At a first-ever international judicial conference on July 17, chief justices from Europe and the United States will congregate in Paris to dedicate the Cornell University Center for Documentation on American Law, which will contain American court decisions and law reviews from Cornell’s Law Library.
The 13,000-volume collection will be housed in France’s Court of Cassation, the highest court in the French judicial order. In addition to providing print sources, Cornell’s law librarians will also offer electronic assistance and training in online research.
“The creation of the center presupposes that you have a collection of American law, so we are shipping copies of … all our decisions, all the law reviews, like the Cornell Law Review, Harvard Law Review. If the French judges want to do research on American law they have the resources,” said Prof. Claire Germain, law, who is also the Edward Cornell Law Librarian.
The French and American legal systems have had long-standing differences, according to Germain, but the Center will support scholarship and cooperation between the two: “Functionally, the center will enable judges on the French court to research American law more efficiently and accurately. Symbolically, the center highlights the importance of French and American judges and lawyers understanding each other’s legal systems,” said Stewart J. Schwab, Allan R. Tessler Dean of the Law School.
The French system, based on civil law as are most European countries, focuses on a system of codes and court decisions, while the American system, based on common law and modeled after the English system, focuses on precedence and court decisions.
“These are two of the great legal regimes of the western world. In this era of globalization, legal systems need to work together to ensure justice and fairness,” Schwab said.
Both Germain and Schwab are currently collaborating with the French judges to meet the Court of Cassation’s needs. After speaking with them this past March, Germain shipped 90 cartons of books to Paris.
The creation of the center began February of this year, in response to the French judges’ desire for a collection of American law. Sir Basil Markesinis, a legal scholar at the University of London and former professor at Cornell, told the Law School about collection. The Cornell Law Library contains many duplicate copies of law books, a remnant of a time when the only access students had to court decisions were through print sources. Now that the information is also online, extra print copies are rarely used.
“We still need one copy but we do not need our copy two. … We wanted to make it available to people who would use it,” Germain said.
The dedication ceremony will take place the morning of an international judicial conference chaired by Lord Philips, chief justice of England and Wales. U.S. Chief Justice John G. Roberts, Jr., and Justices Ruth Bader Ginsburg ’54, Anthony M. Kennedy and Stephen G. Breyer will also be present. Both Germain and Schwab will represent the Cornell Law School.

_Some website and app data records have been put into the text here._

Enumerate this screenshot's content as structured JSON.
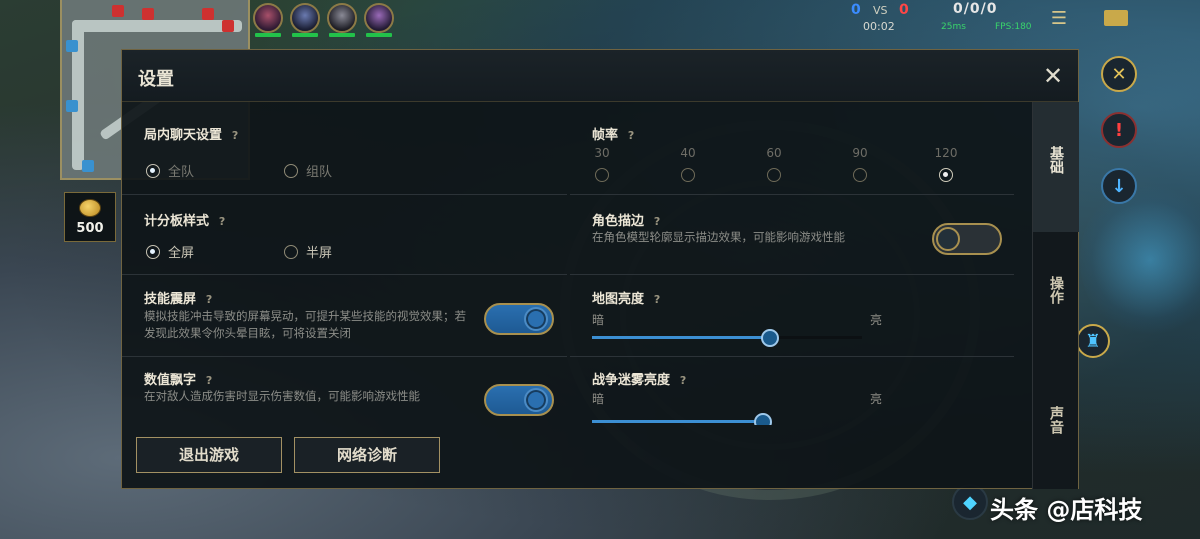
{
  "hud": {
    "score_blue": "0",
    "score_vs": "VS",
    "score_red": "0",
    "kda": "0/0/0",
    "timer": "00:02",
    "ping": "25ms",
    "fps_readout": "FPS:180",
    "gold": "500"
  },
  "settings": {
    "title": "设置",
    "close_icon": "close-icon",
    "chat": {
      "label": "局内聊天设置",
      "options": [
        "全队",
        "组队"
      ],
      "selected": "全队"
    },
    "scoreboard": {
      "label": "计分板样式",
      "options": [
        "全屏",
        "半屏"
      ],
      "selected": "全屏"
    },
    "screen_shake": {
      "label": "技能震屏",
      "desc": "模拟技能冲击导致的屏幕晃动，可提升某些技能的视觉效果；若发现此效果令你头晕目眩，可将设置关闭",
      "on": true
    },
    "damage_numbers": {
      "label": "数值飘字",
      "desc": "在对敌人造成伤害时显示伤害数值，可能影响游戏性能",
      "on": true
    },
    "frame_rate": {
      "label": "帧率",
      "options": [
        "30",
        "40",
        "60",
        "90",
        "120"
      ],
      "selected": "120"
    },
    "outline": {
      "label": "角色描边",
      "desc": "在角色模型轮廓显示描边效果，可能影响游戏性能",
      "on": false
    },
    "map_brightness": {
      "label": "地图亮度",
      "min_label": "暗",
      "max_label": "亮",
      "value_fraction": 0.66
    },
    "fog_brightness": {
      "label": "战争迷雾亮度",
      "min_label": "暗",
      "max_label": "亮"
    },
    "buttons": {
      "exit": "退出游戏",
      "network": "网络诊断"
    },
    "tabs": [
      "基础",
      "操作",
      "声音"
    ],
    "active_tab": "基础"
  },
  "watermark": "头条 @店科技",
  "colors": {
    "accent_gold": "#a8904f",
    "toggle_on": "#2a6fb0",
    "score_blue": "#3b8cff",
    "score_red": "#ff4646"
  }
}
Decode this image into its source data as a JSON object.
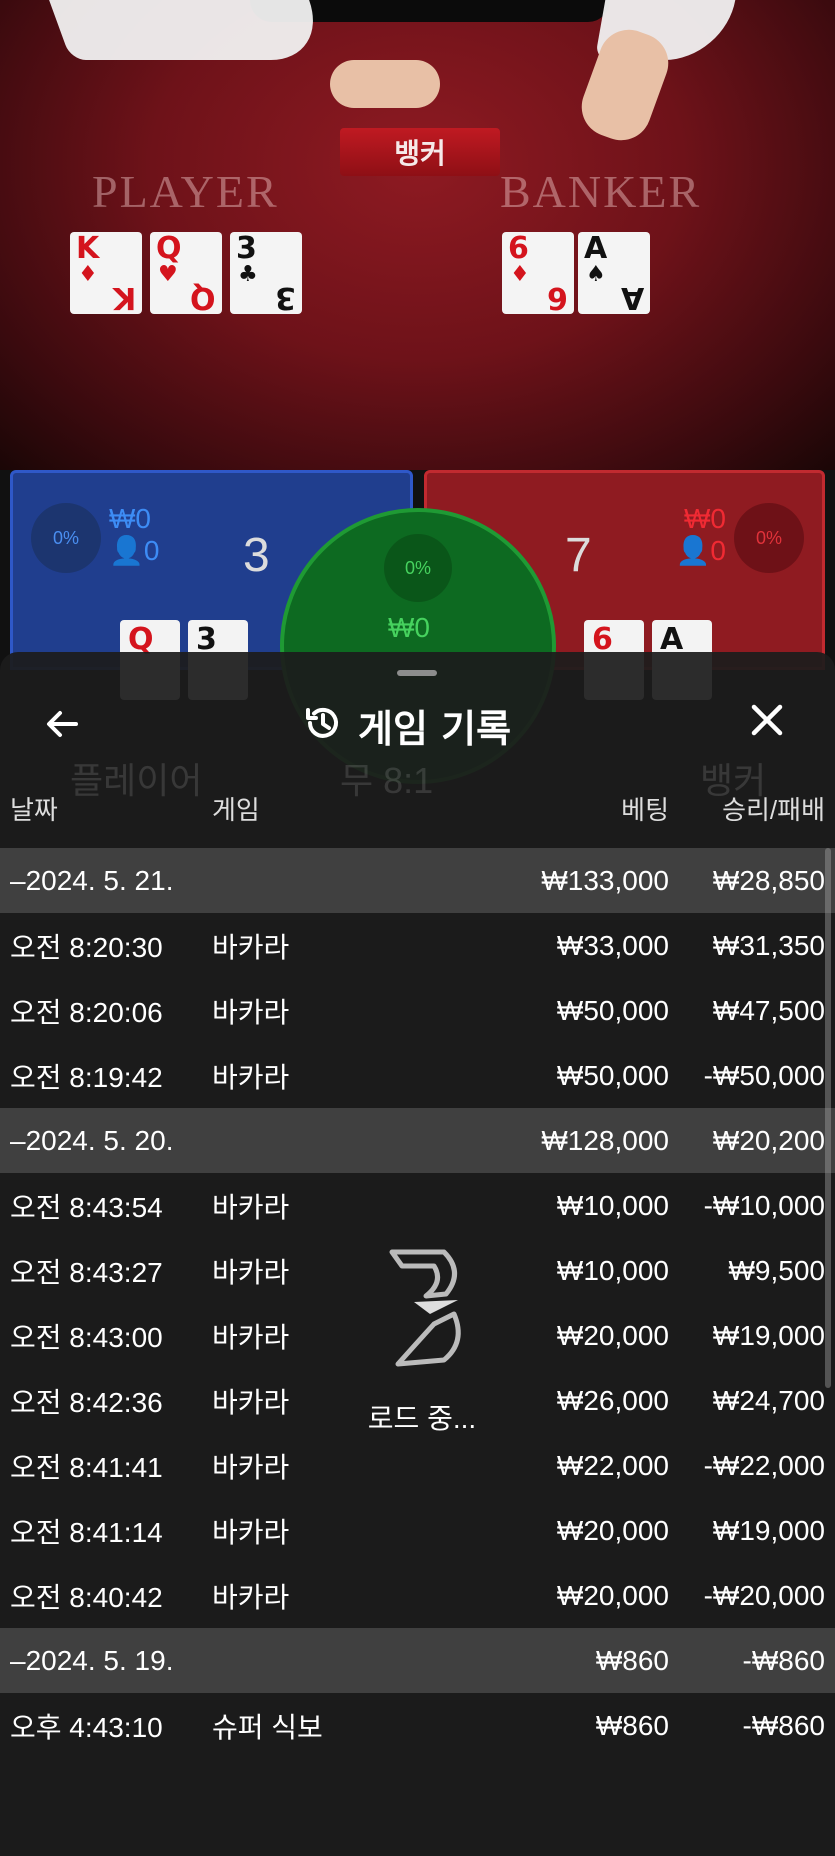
{
  "table": {
    "result_banner": "뱅커",
    "player_label": "PLAYER",
    "banker_label": "BANKER",
    "player_cards": [
      {
        "rank": "K",
        "suit": "♦",
        "color": "red"
      },
      {
        "rank": "Q",
        "suit": "♥",
        "color": "red"
      },
      {
        "rank": "3",
        "suit": "♣",
        "color": "black"
      }
    ],
    "banker_cards": [
      {
        "rank": "6",
        "suit": "♦",
        "color": "red"
      },
      {
        "rank": "A",
        "suit": "♠",
        "color": "black"
      }
    ]
  },
  "bet_panels": {
    "player": {
      "percent": "0%",
      "amount": "₩0",
      "users": "0",
      "score": "3"
    },
    "tie": {
      "percent": "0%",
      "amount": "₩0"
    },
    "banker": {
      "percent": "0%",
      "amount": "₩0",
      "users": "0",
      "score": "7"
    }
  },
  "sheet": {
    "title": "게임 기록",
    "columns": {
      "date": "날짜",
      "game": "게임",
      "bet": "베팅",
      "result": "승리/패배"
    },
    "loading_text": "로드 중...",
    "rows": [
      {
        "type": "group",
        "date": "–2024. 5. 21.",
        "game": "",
        "bet": "₩133,000",
        "result": "₩28,850"
      },
      {
        "type": "item",
        "date": "오전 8:20:30",
        "game": "바카라",
        "bet": "₩33,000",
        "result": "₩31,350"
      },
      {
        "type": "item",
        "date": "오전 8:20:06",
        "game": "바카라",
        "bet": "₩50,000",
        "result": "₩47,500"
      },
      {
        "type": "item",
        "date": "오전 8:19:42",
        "game": "바카라",
        "bet": "₩50,000",
        "result": "-₩50,000"
      },
      {
        "type": "group",
        "date": "–2024. 5. 20.",
        "game": "",
        "bet": "₩128,000",
        "result": "₩20,200"
      },
      {
        "type": "item",
        "date": "오전 8:43:54",
        "game": "바카라",
        "bet": "₩10,000",
        "result": "-₩10,000"
      },
      {
        "type": "item",
        "date": "오전 8:43:27",
        "game": "바카라",
        "bet": "₩10,000",
        "result": "₩9,500"
      },
      {
        "type": "item",
        "date": "오전 8:43:00",
        "game": "바카라",
        "bet": "₩20,000",
        "result": "₩19,000"
      },
      {
        "type": "item",
        "date": "오전 8:42:36",
        "game": "바카라",
        "bet": "₩26,000",
        "result": "₩24,700"
      },
      {
        "type": "item",
        "date": "오전 8:41:41",
        "game": "바카라",
        "bet": "₩22,000",
        "result": "-₩22,000"
      },
      {
        "type": "item",
        "date": "오전 8:41:14",
        "game": "바카라",
        "bet": "₩20,000",
        "result": "₩19,000"
      },
      {
        "type": "item",
        "date": "오전 8:40:42",
        "game": "바카라",
        "bet": "₩20,000",
        "result": "-₩20,000"
      },
      {
        "type": "group",
        "date": "–2024. 5. 19.",
        "game": "",
        "bet": "₩860",
        "result": "-₩860"
      },
      {
        "type": "item",
        "date": "오후 4:43:10",
        "game": "슈퍼 식보",
        "bet": "₩860",
        "result": "-₩860"
      }
    ]
  }
}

“It’s just a happy … turn of events that these justices are getting together. … They are not coming just because of our law library collection … but [the French judges] said it would be great to dedicate this center on the day they were meeting for the conference,” Germain said.
In a letter to Schwab, the court’s First President Guy Canivet praised Cornell’s efforts in establishing the Center.
“[Cornell is] taking a pioneering decision, which is bound to have deep political and judicial and intellectual repercussions for which I not only congratulate you but also thank you, profoundly,” Canivet stated in a press release.